> What you have to do:
Take each line of the records below that contains the string "icon" and copy it.

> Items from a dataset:
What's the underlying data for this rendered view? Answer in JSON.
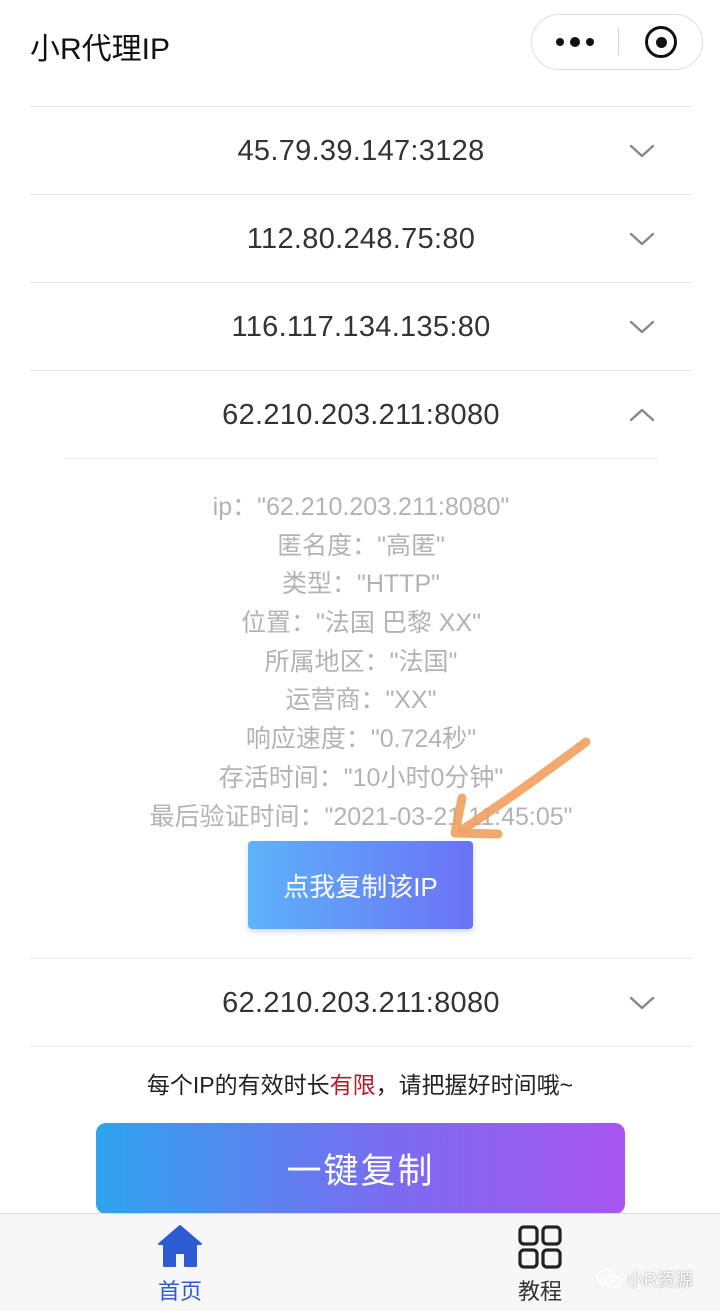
{
  "header": {
    "title": "小R代理IP",
    "more_icon": "more-dots-icon",
    "close_icon": "target-close-icon"
  },
  "proxies": [
    {
      "ip": "45.79.39.147:3128",
      "expanded": false
    },
    {
      "ip": "112.80.248.75:80",
      "expanded": false
    },
    {
      "ip": "116.117.134.135:80",
      "expanded": false
    },
    {
      "ip": "62.210.203.211:8080",
      "expanded": true
    },
    {
      "ip": "62.210.203.211:8080",
      "expanded": false
    }
  ],
  "detail": {
    "lines": [
      "ip：\"62.210.203.211:8080\"",
      "匿名度：\"高匿\"",
      "类型：\"HTTP\"",
      "位置：\"法国 巴黎 XX\"",
      "所属地区：\"法国\"",
      "运营商：\"XX\"",
      "响应速度：\"0.724秒\"",
      "存活时间：\"10小时0分钟\"",
      "最后验证时间：\"2021-03-21 11:45:05\""
    ],
    "copy_button": "点我复制该IP"
  },
  "notice": {
    "before": "每个IP的有效时长",
    "highlight": "有限",
    "after": "，请把握好时间哦~",
    "highlight_color": "#b21c2e"
  },
  "copy_all_button": "一键复制",
  "tabbar": {
    "home": {
      "label": "首页",
      "icon": "home-icon",
      "active": true
    },
    "guide": {
      "label": "教程",
      "icon": "grid-icon",
      "active": false
    }
  },
  "watermark": {
    "text": "小R资源",
    "icon": "wechat-icon"
  },
  "colors": {
    "accent": "#2d5bd4",
    "arrow": "#f0a060"
  }
}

> Final answer:
    "more_icon": "more-dots-icon",
    "close_icon": "target-close-icon"
      "icon": "home-icon",
      "icon": "grid-icon",
    "icon": "wechat-icon"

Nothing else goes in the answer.